Royal intrigue is rife in a national park near you, writes WENDY BARRETT.
There’s been a lot of royal stuff happening on the other side of the world of late — royal weddings, royal spats, royal babies — but there are royal intrigues to be had closer to home if you know where to look.
Here in the Wildflower West we are awash with some of the most fascinating flora on the planet and ranking high among them is our very own, and very intriguing, royal hakea, Hakea Victoria.
A spur of the moment opportunity to visit a friend in Bremer Bay put me in their vicinity. My friend knowing of my interest in the species kindly organised a day trip into Fitzgerald River National Park where they grow rampantly. They are so ridiculously spectacular and showy; they all but preen in front of the camera. I’d seen a picture several years ago online of these startling creatures growing in that region and decided immediately that I must see them for myself in the wild. They promptly went on to my wildflower bucket list.
The royal hakea’s showiness is due to its brightly coloured ornamental foliage rather than its concealed and understated flowers. The first European to discover it was botanist James Drummond in 1847 while exploring near West Mount Barren. He described the species in an 1847 newspaper article whereby he waxed lyrical about it being the most splendid plant specimen he’d ever seen and must have felt it deserved nothing less than to be named after his gracious Queen — Victoria.

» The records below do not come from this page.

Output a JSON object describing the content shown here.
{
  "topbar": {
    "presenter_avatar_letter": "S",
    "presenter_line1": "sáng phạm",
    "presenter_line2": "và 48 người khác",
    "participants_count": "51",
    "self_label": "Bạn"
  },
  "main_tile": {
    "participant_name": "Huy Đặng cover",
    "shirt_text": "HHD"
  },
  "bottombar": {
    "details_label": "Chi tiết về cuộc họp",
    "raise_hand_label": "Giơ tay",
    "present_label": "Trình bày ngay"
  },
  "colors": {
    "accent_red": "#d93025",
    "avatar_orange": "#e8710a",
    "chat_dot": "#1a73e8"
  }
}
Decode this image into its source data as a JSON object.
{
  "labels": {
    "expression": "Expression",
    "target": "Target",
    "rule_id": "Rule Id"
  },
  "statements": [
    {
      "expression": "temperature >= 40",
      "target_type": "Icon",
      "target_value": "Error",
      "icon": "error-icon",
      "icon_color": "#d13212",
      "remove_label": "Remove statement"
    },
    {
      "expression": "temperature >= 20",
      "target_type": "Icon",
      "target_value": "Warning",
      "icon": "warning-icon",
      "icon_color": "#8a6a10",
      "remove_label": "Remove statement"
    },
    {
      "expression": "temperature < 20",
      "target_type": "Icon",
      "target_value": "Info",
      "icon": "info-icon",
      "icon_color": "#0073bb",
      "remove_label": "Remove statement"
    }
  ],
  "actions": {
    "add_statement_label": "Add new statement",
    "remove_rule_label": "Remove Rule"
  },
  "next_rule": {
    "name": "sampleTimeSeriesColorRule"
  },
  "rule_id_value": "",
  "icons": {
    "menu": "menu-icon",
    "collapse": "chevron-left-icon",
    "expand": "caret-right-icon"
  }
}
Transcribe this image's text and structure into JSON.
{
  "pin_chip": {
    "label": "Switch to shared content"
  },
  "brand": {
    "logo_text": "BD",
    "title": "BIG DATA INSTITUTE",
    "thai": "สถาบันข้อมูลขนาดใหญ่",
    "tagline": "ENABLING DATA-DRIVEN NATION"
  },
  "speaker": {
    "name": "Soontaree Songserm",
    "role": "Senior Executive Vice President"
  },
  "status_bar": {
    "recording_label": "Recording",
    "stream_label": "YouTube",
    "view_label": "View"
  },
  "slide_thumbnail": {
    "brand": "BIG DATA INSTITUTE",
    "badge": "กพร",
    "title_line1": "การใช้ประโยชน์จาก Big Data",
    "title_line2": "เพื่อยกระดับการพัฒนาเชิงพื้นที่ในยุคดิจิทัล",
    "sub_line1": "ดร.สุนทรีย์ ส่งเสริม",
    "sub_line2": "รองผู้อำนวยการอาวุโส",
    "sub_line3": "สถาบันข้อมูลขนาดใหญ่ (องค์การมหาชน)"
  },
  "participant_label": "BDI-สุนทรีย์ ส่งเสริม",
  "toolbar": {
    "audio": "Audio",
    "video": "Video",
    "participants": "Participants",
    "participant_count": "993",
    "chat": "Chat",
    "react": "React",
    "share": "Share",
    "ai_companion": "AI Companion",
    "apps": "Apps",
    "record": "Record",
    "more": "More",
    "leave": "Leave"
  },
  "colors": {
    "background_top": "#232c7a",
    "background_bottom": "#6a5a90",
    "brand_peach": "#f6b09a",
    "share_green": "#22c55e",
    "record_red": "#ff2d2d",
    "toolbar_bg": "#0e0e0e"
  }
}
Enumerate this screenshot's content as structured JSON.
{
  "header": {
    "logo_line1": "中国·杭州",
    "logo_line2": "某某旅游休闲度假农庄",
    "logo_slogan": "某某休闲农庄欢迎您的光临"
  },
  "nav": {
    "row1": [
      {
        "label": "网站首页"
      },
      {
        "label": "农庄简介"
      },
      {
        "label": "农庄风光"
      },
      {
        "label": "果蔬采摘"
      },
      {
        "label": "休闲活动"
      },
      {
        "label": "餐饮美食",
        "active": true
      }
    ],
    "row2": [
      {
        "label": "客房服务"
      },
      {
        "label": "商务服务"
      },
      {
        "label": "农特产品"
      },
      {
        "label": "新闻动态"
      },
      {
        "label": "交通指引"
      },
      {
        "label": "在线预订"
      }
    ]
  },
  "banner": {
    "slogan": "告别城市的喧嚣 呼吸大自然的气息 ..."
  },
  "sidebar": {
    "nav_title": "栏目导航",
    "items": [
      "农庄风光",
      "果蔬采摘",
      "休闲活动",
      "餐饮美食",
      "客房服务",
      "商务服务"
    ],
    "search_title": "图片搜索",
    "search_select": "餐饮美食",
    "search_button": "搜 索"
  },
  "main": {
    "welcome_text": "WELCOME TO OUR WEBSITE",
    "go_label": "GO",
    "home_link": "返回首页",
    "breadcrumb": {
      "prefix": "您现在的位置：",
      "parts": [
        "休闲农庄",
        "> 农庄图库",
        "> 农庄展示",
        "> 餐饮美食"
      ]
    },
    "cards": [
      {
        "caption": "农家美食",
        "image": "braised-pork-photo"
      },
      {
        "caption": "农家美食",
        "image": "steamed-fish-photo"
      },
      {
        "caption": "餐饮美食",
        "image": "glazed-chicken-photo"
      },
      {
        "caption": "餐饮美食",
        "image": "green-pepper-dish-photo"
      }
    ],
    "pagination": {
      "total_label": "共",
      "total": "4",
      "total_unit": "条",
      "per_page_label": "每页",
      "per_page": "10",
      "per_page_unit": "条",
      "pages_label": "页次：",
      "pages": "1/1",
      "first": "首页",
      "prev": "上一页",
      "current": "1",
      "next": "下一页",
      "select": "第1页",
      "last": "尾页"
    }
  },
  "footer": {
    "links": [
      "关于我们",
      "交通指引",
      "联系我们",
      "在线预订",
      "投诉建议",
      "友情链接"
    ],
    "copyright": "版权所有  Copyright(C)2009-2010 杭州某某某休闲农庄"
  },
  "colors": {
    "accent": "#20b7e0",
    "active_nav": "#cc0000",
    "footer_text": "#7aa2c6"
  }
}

While Drummond may not have been aware of it at the time, it was already known as tallyongut by the local Noongar people.
The royal hakea is the poster child of Fitzgerald River National Park. The park covers nearly 300,000ha and from the vantage point of the lookout on Mt Maxwell I could fancy I was looking at a landscape practically unchanged from Drummond’s day.
As far as the eye can see is native vegetation, glorious in its natural state as if Mother Nature had only just left the scene after creating it. There is a seriously special vibe to be felt in these pristine wilderness areas that consist of such breathtaking variety. More than 1800 species have been documented in the park, 75 of them found nowhere else on Earth.
According to the acting chairman of the Fitzgerald Biosphere Community Collective, Nathan McQuoid, new species are still to be discovered in the park. In fact, he and Professor Steve Hopper named one relatively recently — Eucalyptus brandiana. McQuoid had first spotted it in the wilds of the park some time earlier. One might presume that only the smallest of plants could have remained hidden until current times, but Eucalyptus brandiana is not some cowering ground-hugging species but a substantial tree that can grow to 5m high.
McQuoid explains that the park covers an extremely diverse and valuable mosaic of landforms due to the multitude of geological types and complexities that it encompasses. It is the result of a very old landscape. So special is this national park for its biological diversity, that it was listed in the UNESCO Man and Biosphere Program in 1978. It has been recognised as one of the most important Mediterranean ecosystem reserves on Earth.
So where exactly is this magical national park? Bremer Bay is the gateway to the south-west area of the park and it can also be accessed from Hopetoun further to the east.
My trip to Bremer and the Fitzgerald River National Park was just a hit-and-run two nights, a tacked-on and unexpected addition to a more thought-out trip to the Porongurups.
The first part of the trip home on minor bituminised roads through small towns like Gnowangerup was delightfully bucolic and scenic. With so little traffic to contend with and the roadsides in many places populated with iconic eucalyptus trees such as salmon gums, I felt a strong sense of place and peacefulness.
Katanning was the perfect halfway place to stop for lunch. It’s a lovely country town with an interesting history. Among its many historic buildings is the Premier Mill Hotel — an old flour mill which has recently had a multimillion-dollar makeover.
Once home I marvelled at what an easy drive it was despite the distance.
You may also like
Travel Story: Winter of our content
Okay — I’m going to be up-front with you, right from the start. I love winter in WA. It’s my favourite time of the year. Because, let’s face it: it’s never going to get as cold, or as wet, as Victoria or NSW, let alone anywhere in Europe. It’s just enough...
TRAVEL GUIDE Pilbara Rocks!: Rocking around ancient region
In the Pilbara, Stephen Scourfield finds one of Earth's most ancient blocks of continental crust...
TRAVEL GUIDE Pilbara Rocks!: Local artists create their perspective
A rich, vibrant artistic heart beats in many regional hubs, says Stephen Scourfield...